Travels with Herodotus
Travels with Herodotus records how Kapuscinski set out on his first forays - to India, China and Africa - with the great Greek historian constantly in his pocket. He sees Louis Armstrong in Khartoum, visits Dar-es-Salaam, arrives in Algiers in time for a coup when nothing seems to happen (but he sees the Mediterranean for the first time). At every encounter with a new culture, Kapuscinski plunges in, curious and observant, thirsting to understand its history, its thought, its people. And he reads Herodotus so much that he often feels he is embarking on two journeys - the first his assignment as a reporter, the second following Herodotus' expeditions.
- Paperback | 288 pages
- 128 x 196 x 18mm | 222.26g
- 01 May 2008
- Penguin Books Ltd
- London, United Kingdom
"Luminous. . . . Like Herodotus, Ryszard Kapuscinski was a reporter, a historian, an adventurer and, truly, an artist." --"The Wall Street Journal""Enchanting. . . . Underneath its shimmering prose beats the unquiet heart of a fundamentally decent man and an uncommonly gifted observer. . . . It has a startling clarity and power." --"The New Republic""A work of art: so eloquent, so simple, that you find yourself marveling at its prose....a travel book that all students of writing and of literature ought to read." --"The Washington Post Book World"

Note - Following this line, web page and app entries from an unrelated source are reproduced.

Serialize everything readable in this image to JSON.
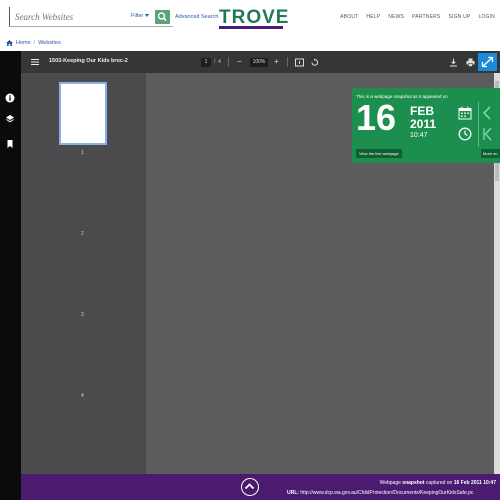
{
  "header": {
    "search_placeholder": "Search Websites",
    "filter_label": "Filter",
    "advanced_search": "Advanced Search",
    "logo_text": "TROVE",
    "nav": [
      "ABOUT",
      "HELP",
      "NEWS",
      "PARTNERS",
      "SIGN UP",
      "LOGIN"
    ]
  },
  "breadcrumb": {
    "home": "Home",
    "separator": "/",
    "current": "Websites"
  },
  "viewer": {
    "title": "1503-Keeping Our Kids broc-2",
    "current_page": "1",
    "page_sep": "/",
    "total_pages": "4",
    "zoom": "100%",
    "zoom_out": "−",
    "zoom_in": "+",
    "thumbnails": [
      "1",
      "2",
      "3",
      "4"
    ]
  },
  "snapshot": {
    "heading": "This is a webpage snapshot as it appeared on",
    "day": "16",
    "month": "FEB",
    "year": "2011",
    "time": "10:47",
    "view_live": "View the live webpage",
    "more": "More sn"
  },
  "footer": {
    "line1_prefix": "Webpage",
    "line1_bold": "snapshot",
    "line1_mid": "captured on",
    "line1_date": "16 Feb 2011 10:47",
    "url_label": "URL:",
    "url": "http://www.dcp.wa.gov.au/ChildProtection/Documents/KeepingOurKidsSafe.pc"
  },
  "colors": {
    "brand_green": "#1f7a52",
    "brand_purple": "#4b1d7a",
    "link_blue": "#2a5aa6",
    "banner_green": "#1c8f4f",
    "viewer_bg": "#4b4b4d",
    "accent_blue": "#1c8ad8"
  }
}
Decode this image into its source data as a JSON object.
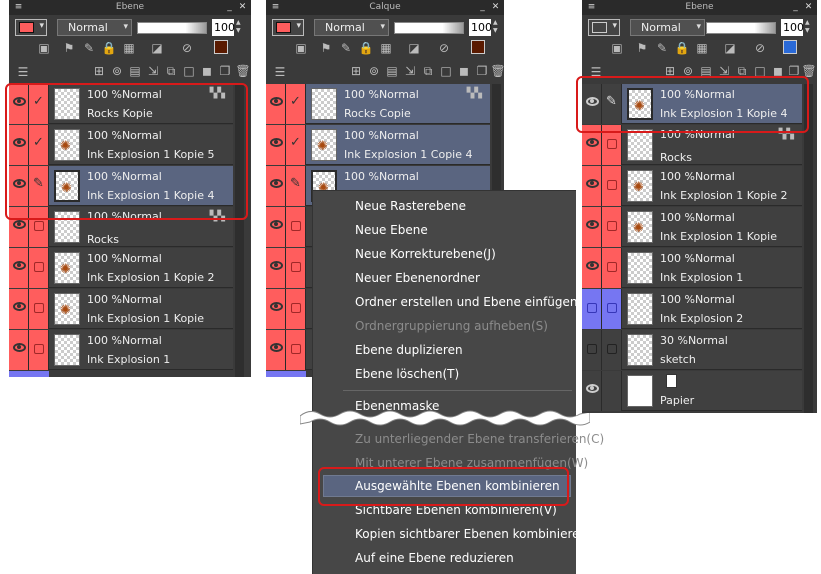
{
  "panels": [
    {
      "title": "Ebene",
      "blend_mode": "Normal",
      "opacity": "100",
      "layers": [
        {
          "opacity_mode": "100 %Normal",
          "name": "Rocks Kopie"
        },
        {
          "opacity_mode": "100 %Normal",
          "name": "Ink Explosion 1 Kopie 5"
        },
        {
          "opacity_mode": "100 %Normal",
          "name": "Ink Explosion 1 Kopie 4"
        },
        {
          "opacity_mode": "100 %Normal",
          "name": "Rocks"
        },
        {
          "opacity_mode": "100 %Normal",
          "name": "Ink Explosion 1 Kopie 2"
        },
        {
          "opacity_mode": "100 %Normal",
          "name": "Ink Explosion 1 Kopie"
        },
        {
          "opacity_mode": "100 %Normal",
          "name": "Ink Explosion 1"
        }
      ]
    },
    {
      "title": "Calque",
      "blend_mode": "Normal",
      "opacity": "100",
      "layers": [
        {
          "opacity_mode": "100 %Normal",
          "name": "Rocks Copie"
        },
        {
          "opacity_mode": "100 %Normal",
          "name": "Ink Explosion 1 Copie 4"
        },
        {
          "opacity_mode": "100 %Normal",
          "name": ""
        }
      ]
    },
    {
      "title": "Ebene",
      "blend_mode": "Normal",
      "opacity": "100",
      "layers": [
        {
          "opacity_mode": "100 %Normal",
          "name": "Ink Explosion 1 Kopie 4"
        },
        {
          "opacity_mode": "100 %Normal",
          "name": "Rocks"
        },
        {
          "opacity_mode": "100 %Normal",
          "name": "Ink Explosion 1 Kopie 2"
        },
        {
          "opacity_mode": "100 %Normal",
          "name": "Ink Explosion 1 Kopie"
        },
        {
          "opacity_mode": "100 %Normal",
          "name": "Ink Explosion 1"
        },
        {
          "opacity_mode": "100 %Normal",
          "name": "Ink Explosion 2"
        },
        {
          "opacity_mode": "30 %Normal",
          "name": "sketch"
        },
        {
          "opacity_mode": "",
          "name": "Papier"
        }
      ]
    }
  ],
  "context_menu": {
    "items": [
      {
        "label": "Neue Rasterebene",
        "enabled": true
      },
      {
        "label": "Neue Ebene",
        "enabled": true
      },
      {
        "label": "Neue Korrekturebene(J)",
        "enabled": true
      },
      {
        "label": "Neuer Ebenenordner",
        "enabled": true
      },
      {
        "label": "Ordner erstellen und Ebene einfügen",
        "enabled": true
      },
      {
        "label": "Ordnergruppierung aufheben(S)",
        "enabled": false
      },
      {
        "label": "Ebene duplizieren",
        "enabled": true
      },
      {
        "label": "Ebene löschen(T)",
        "enabled": true
      },
      {
        "label": "Ebenenmaske",
        "enabled": true
      },
      {
        "label": "Zu unterliegender Ebene transferieren(C)",
        "enabled": false
      },
      {
        "label": "Mit unterer Ebene zusammenfügen(W)",
        "enabled": false
      },
      {
        "label": "Ausgewählte Ebenen kombinieren",
        "enabled": true
      },
      {
        "label": "Sichtbare Ebenen kombinieren(V)",
        "enabled": true
      },
      {
        "label": "Kopien sichtbarer Ebenen kombinieren(X)",
        "enabled": true
      },
      {
        "label": "Auf eine Ebene reduzieren",
        "enabled": true
      }
    ]
  },
  "colors": {
    "visible_column": "#ff5d5d",
    "blue_column": "#7676f2",
    "selected_layer": "#5a6580",
    "highlight_box": "#d81a1a",
    "panel_bg": "#3a3a3a",
    "menu_bg": "#474747"
  }
}
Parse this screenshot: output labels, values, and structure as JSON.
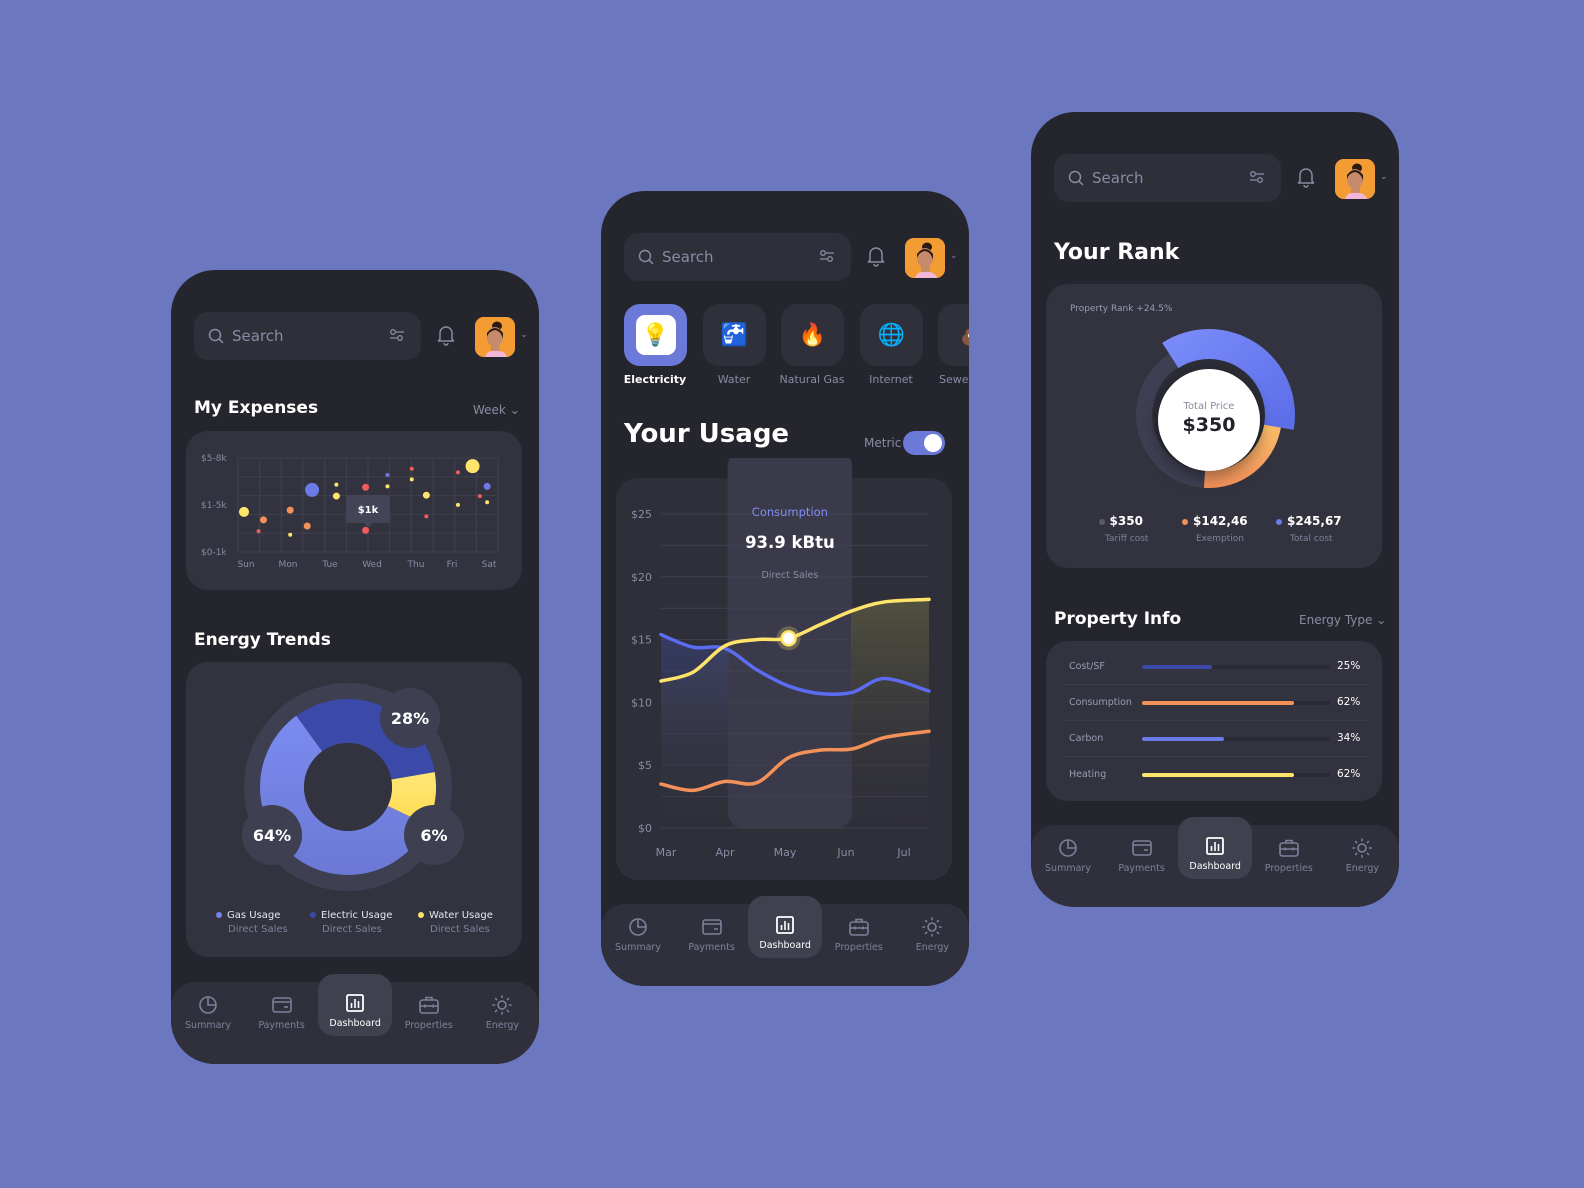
{
  "colors": {
    "background": "#6b77bf",
    "phone": "#25252e",
    "card": "#33333f",
    "accent_blue": "#6b7ad9",
    "dark_blue": "#3b4aa8",
    "light_blue": "#7383e6",
    "yellow": "#ffe46b",
    "orange": "#f4915a",
    "red": "#f05b5b",
    "gray": "#5a5b6b"
  },
  "search": {
    "placeholder": "Search"
  },
  "navbar": {
    "items": [
      {
        "label": "Summary",
        "icon": "pie-chart-icon"
      },
      {
        "label": "Payments",
        "icon": "credit-card-icon"
      },
      {
        "label": "Dashboard",
        "icon": "bar-chart-icon",
        "active": true
      },
      {
        "label": "Properties",
        "icon": "briefcase-icon"
      },
      {
        "label": "Energy",
        "icon": "sun-icon"
      }
    ]
  },
  "screen1": {
    "expenses": {
      "title": "My Expenses",
      "period": "Week",
      "tooltip": "$1k"
    },
    "energy": {
      "title": "Energy Trends",
      "legend": [
        {
          "label": "Gas Usage",
          "sub": "Direct Sales"
        },
        {
          "label": "Electric Usage",
          "sub": "Direct Sales"
        },
        {
          "label": "Water Usage",
          "sub": "Direct Sales"
        }
      ]
    }
  },
  "screen2": {
    "utilities": [
      {
        "label": "Electricity",
        "icon": "💡",
        "active": true
      },
      {
        "label": "Water",
        "icon": "🚰"
      },
      {
        "label": "Natural Gas",
        "icon": "🔥"
      },
      {
        "label": "Internet",
        "icon": "🌐"
      },
      {
        "label": "Sewer",
        "icon": "💩"
      }
    ],
    "title": "Your Usage",
    "metric_label": "Metric",
    "metric_on": true,
    "tooltip": {
      "title": "Consumption",
      "value": "93.9 kBtu",
      "sub": "Direct Sales"
    }
  },
  "screen3": {
    "rank": {
      "title": "Your Rank",
      "subtitle": "Property Rank +24.5%",
      "center_label": "Total Price",
      "center_value": "$350",
      "legend": [
        {
          "value": "$350",
          "label": "Tariff cost"
        },
        {
          "value": "$142,46",
          "label": "Exemption"
        },
        {
          "value": "$245,67",
          "label": "Total cost"
        }
      ]
    },
    "property": {
      "title": "Property Info",
      "filter": "Energy Type",
      "rows": [
        {
          "label": "Cost/SF",
          "value": "25%",
          "percent": 25
        },
        {
          "label": "Consumption",
          "value": "62%",
          "percent": 62
        },
        {
          "label": "Carbon",
          "value": "34%",
          "percent": 34
        },
        {
          "label": "Heating",
          "value": "62%",
          "percent": 62
        }
      ]
    }
  },
  "chart_data": [
    {
      "type": "scatter",
      "title": "My Expenses",
      "categories": [
        "Sun",
        "Mon",
        "Tue",
        "Wed",
        "Thu",
        "Fri",
        "Sat"
      ],
      "y_tick_labels": [
        "$5-8k",
        "$1-5k",
        "$0-1k"
      ],
      "grid": true,
      "points": [
        {
          "x": 0.0,
          "y": 2.05,
          "size": "medium",
          "color": "yellow"
        },
        {
          "x": 0.4,
          "y": 1.6,
          "size": "small",
          "color": "orange"
        },
        {
          "x": 0.3,
          "y": 0.95,
          "size": "tiny",
          "color": "red"
        },
        {
          "x": 0.95,
          "y": 2.15,
          "size": "small",
          "color": "orange"
        },
        {
          "x": 0.95,
          "y": 0.75,
          "size": "tiny",
          "color": "yellow"
        },
        {
          "x": 1.3,
          "y": 1.25,
          "size": "small",
          "color": "orange"
        },
        {
          "x": 1.4,
          "y": 3.3,
          "size": "large",
          "color": "blue"
        },
        {
          "x": 1.9,
          "y": 3.6,
          "size": "tiny",
          "color": "yellow"
        },
        {
          "x": 1.9,
          "y": 2.95,
          "size": "small",
          "color": "yellow"
        },
        {
          "x": 2.5,
          "y": 3.45,
          "size": "small",
          "color": "red"
        },
        {
          "x": 2.5,
          "y": 1.0,
          "size": "small",
          "color": "red"
        },
        {
          "x": 2.95,
          "y": 3.5,
          "size": "tiny",
          "color": "yellow"
        },
        {
          "x": 2.95,
          "y": 4.15,
          "size": "tiny",
          "color": "blue"
        },
        {
          "x": 3.45,
          "y": 4.5,
          "size": "tiny",
          "color": "red"
        },
        {
          "x": 3.45,
          "y": 3.9,
          "size": "tiny",
          "color": "yellow"
        },
        {
          "x": 3.75,
          "y": 3.0,
          "size": "small",
          "color": "yellow"
        },
        {
          "x": 3.75,
          "y": 1.8,
          "size": "tiny",
          "color": "red"
        },
        {
          "x": 4.4,
          "y": 4.3,
          "size": "tiny",
          "color": "red"
        },
        {
          "x": 4.4,
          "y": 2.45,
          "size": "tiny",
          "color": "yellow"
        },
        {
          "x": 4.7,
          "y": 4.65,
          "size": "large",
          "color": "yellow"
        },
        {
          "x": 4.85,
          "y": 2.95,
          "size": "tiny",
          "color": "red"
        },
        {
          "x": 5.0,
          "y": 3.5,
          "size": "small",
          "color": "blue"
        },
        {
          "x": 5.0,
          "y": 2.6,
          "size": "tiny",
          "color": "yellow"
        }
      ],
      "xlim": [
        0,
        5.1
      ],
      "ylim": [
        0,
        5
      ]
    },
    {
      "type": "pie",
      "title": "Energy Trends",
      "labels": [
        "Electric Usage",
        "Water Usage",
        "Gas Usage"
      ],
      "values": [
        28,
        6,
        64
      ],
      "value_labels": [
        "28%",
        "6%",
        "64%"
      ],
      "donut": true
    },
    {
      "type": "line",
      "title": "Your Usage",
      "categories": [
        "Mar",
        "Apr",
        "May",
        "Jun",
        "Jul"
      ],
      "y_tick_labels": [
        "$0",
        "$5",
        "$10",
        "$15",
        "$20",
        "$25"
      ],
      "ylim": [
        0,
        25
      ],
      "grid": true,
      "highlighted": "May",
      "series": [
        {
          "name": "Blue",
          "color": "blue",
          "values": [
            15.4,
            14.4,
            14.3,
            12.6,
            11.3,
            10.7,
            10.8,
            11.9,
            10.9
          ]
        },
        {
          "name": "Yellow",
          "color": "yellow",
          "values": [
            11.7,
            12.4,
            14.5,
            15.0,
            15.1,
            16.2,
            17.3,
            18.0,
            18.2
          ]
        },
        {
          "name": "Orange",
          "color": "orange",
          "values": [
            3.5,
            3.0,
            3.7,
            3.6,
            5.6,
            6.2,
            6.3,
            7.2,
            7.7
          ]
        }
      ],
      "x_points": [
        0,
        0.5,
        1,
        1.5,
        2,
        2.5,
        3,
        3.5,
        4.2
      ],
      "marker": {
        "x": 2,
        "series": "Yellow",
        "value": 15.1
      }
    },
    {
      "type": "pie",
      "title": "Property Rank",
      "labels": [
        "Tariff cost",
        "Exemption",
        "Total cost"
      ],
      "values": [
        350,
        142.46,
        245.67
      ],
      "donut": true
    }
  ]
}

About Ryszard Kapuscinski
Ryszard Kapuscinski was born in Poland in 1932. As a foreign correspondent for PAP, the Polish news agency, until 1981 he was an eyewitness to revolutions and civil wars in Africa, Asia and Latin America. His books include The Shadow of the Sun, The Emperor, Shah of Shahs, Another Day of Life and Travels with Herodotus. He won dozens of major literary prizes all over the world, and was made 'journalist of the century' in Poland. He died in January 2007.
Our customer reviews
Travels with Herodotus is the ninth book published in English by award-winning Polish journalist, Ryszard Kapuscinski. It is translated by Klara Glowczewska. In the mid 1950's, as a young journalist, Kapuscinski expressed a desire to go abroad, "Czechoslovakia, maybe?" His editor handed him a copy of The Histories by Herodotus of Halicarnassus and sent him to India. And later China. So begins this memoir, a somewhat disjointed account of Kapuscinski's own travels through places like Egypt, Libya, Belgian Congo, Iran, Ethiopia, Algiers, Senegal and Turkey; an account which is liberally interspersed with quotes from The Histories, and muses on knowledge lost and memory and the recording of it, on war, conflict, the origins of hostilities, slavery and communication with other people. Perhaps it would be more correct to describe this as a book about Herodotus's The Histories, punctuated with tenuously related accounts of Kapuscinski's travels (some detailed, some more superficial). Kapuscinski refers to Herodotus as "my Greek" and is obviously journalistically inspired by him. This book might be enjoyed by readers interested in ancient history and Herodotus; while there are a few interesting parts for the average reader, many will find the bits in between tedious, dry and rather boring. The quotes from The Histories are actually the best parts of this book, so an interested reader might do better to simply read Herodotus's own work. All in all, a bit of a chore to read.show moreby Marianne Vincent